But one day of public praise is not enough. Our armed forces are suffering significant cuts and capability reductions because of the coalition government’s refusal to protect the defence budget from spending cuts. These cuts include the compulsory redundancy of many long-serving, experienced veterans who deserve better from their government.

Britain is not like the United States – aside from our nuclear deterrent and pared-back blue water navy, we do not enjoy an advantage of many multiples over most of our current and potential future enemies, in terms of manpower or total defence spending.

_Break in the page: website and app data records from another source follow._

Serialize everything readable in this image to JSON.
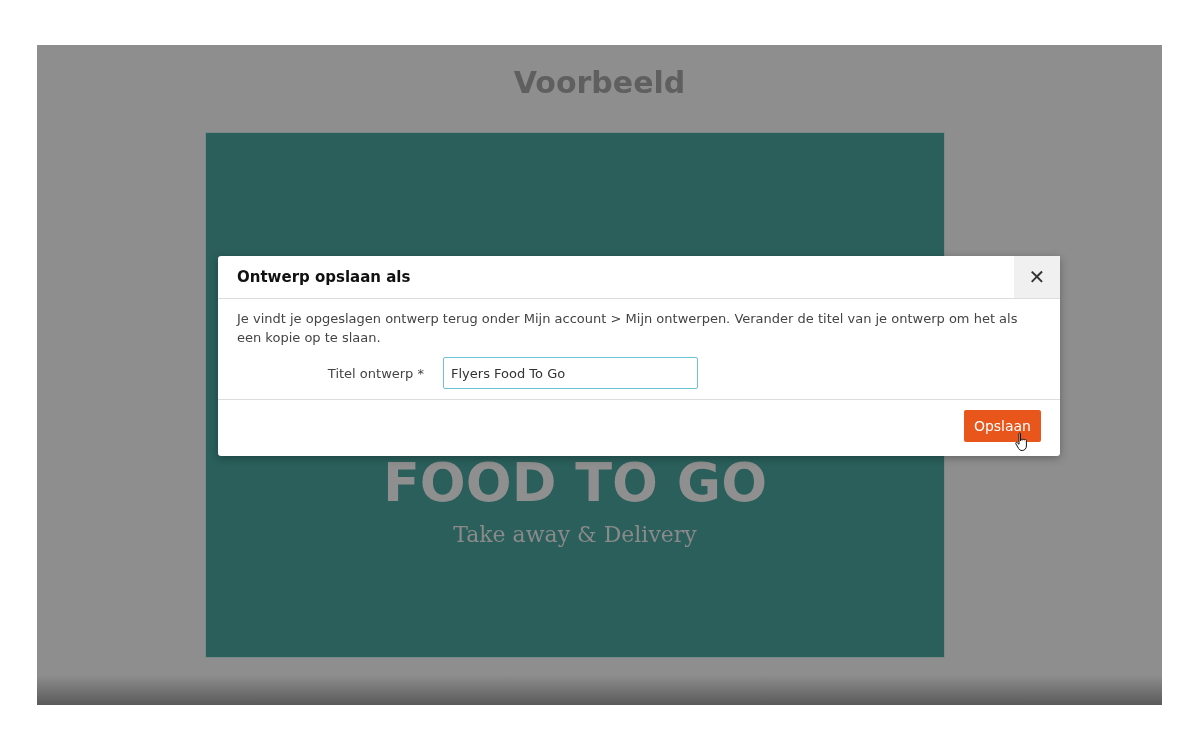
{
  "page": {
    "title": "Voorbeeld"
  },
  "flyer": {
    "headline": "FOOD TO GO",
    "tagline": "Take away & Delivery"
  },
  "dialog": {
    "title": "Ontwerp opslaan als",
    "close": "✕",
    "message": "Je vindt je opgeslagen ontwerp terug onder Mijn account > Mijn ontwerpen. Verander de titel van je ontwerp om het als een kopie op te slaan.",
    "field": {
      "label": "Titel ontwerp *",
      "value": "Flyers Food To Go"
    },
    "buttons": [
      "Opslaan"
    ]
  }
}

What advantage we have comes from our high-tech skills base, strong defence sector and the extraordinary professionalism of the people who serve our country in uniform.

All too often, people (particularly those on the left) suggest that defence spending should be pared back even further (“Shame on us for not investing more in schools while we build two new aircraft carriers”, etc.) It’s easy to say such things while quietly and ignorantly enjoying the fruits of Britain’s peace, prosperity and place in the world, which is underwritten by the very things that they want to see cut back or abolished. But in reality the opposite is true – having a powerful, effective and deployable military is crucial if Britain is to defend her interests, hedge against the unknown and be taken seriously on the world stage.

The introduction of Armed Forces Day has done a lot to promote greater knowledge, awareness and respect for the role that the armed forces play in our national life. But Britain still has a long way to go until serving soldiers and veterans are accorded the daily respect and acknowledgement that they deserve. Here, we can look to the United States as an example of giving the military a more prominent, respected role in society: from simple acknowledgement at places like airports, through discounts at stores and restaurants, up to incorporating more patriotic rituals – and yes, British Values – into the fabric of our national life.

And most importantly of all, we can put our money where our mouth is. In that spirit, Semi-Partisan Sam has made a small donation to veterans charity Help for Heroes, in support of the great work that they do supporting our wounded veterans.

Whatever our party allegiance or political differences may be, on this Armed Forces Day we should all be able to show our appreciation for those who fight our fights and wear the uniform.